=== Begin Enclosure ===
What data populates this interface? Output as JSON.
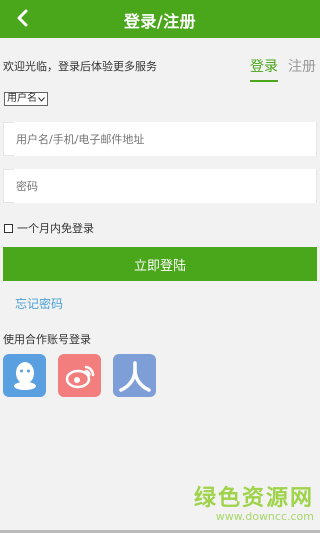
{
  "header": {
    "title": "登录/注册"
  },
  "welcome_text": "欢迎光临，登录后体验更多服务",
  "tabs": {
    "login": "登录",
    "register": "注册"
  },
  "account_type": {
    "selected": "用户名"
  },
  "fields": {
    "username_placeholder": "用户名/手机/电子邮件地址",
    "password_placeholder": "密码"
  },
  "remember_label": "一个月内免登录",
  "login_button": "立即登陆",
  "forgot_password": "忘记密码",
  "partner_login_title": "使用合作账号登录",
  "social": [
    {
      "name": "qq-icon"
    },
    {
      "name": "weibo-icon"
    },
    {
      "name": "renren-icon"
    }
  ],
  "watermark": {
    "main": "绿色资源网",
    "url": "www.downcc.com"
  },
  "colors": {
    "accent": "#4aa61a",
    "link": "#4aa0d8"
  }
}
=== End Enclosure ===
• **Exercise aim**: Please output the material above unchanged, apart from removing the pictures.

• **Exercise response**:
What data populates this interface? Output as JSON.
{
  "header": {
    "title": "登录/注册"
  },
  "welcome_text": "欢迎光临，登录后体验更多服务",
  "tabs": {
    "login": "登录",
    "register": "注册"
  },
  "account_type": {
    "selected": "用户名"
  },
  "fields": {
    "username_placeholder": "用户名/手机/电子邮件地址",
    "password_placeholder": "密码"
  },
  "remember_label": "一个月内免登录",
  "login_button": "立即登陆",
  "forgot_password": "忘记密码",
  "partner_login_title": "使用合作账号登录",
  "social": [
    {
      "name": "qq-icon"
    },
    {
      "name": "weibo-icon"
    },
    {
      "name": "renren-icon"
    }
  ],
  "watermark": {
    "main": "绿色资源网",
    "url": "www.downcc.com"
  },
  "colors": {
    "accent": "#4aa61a",
    "link": "#4aa0d8"
  }
}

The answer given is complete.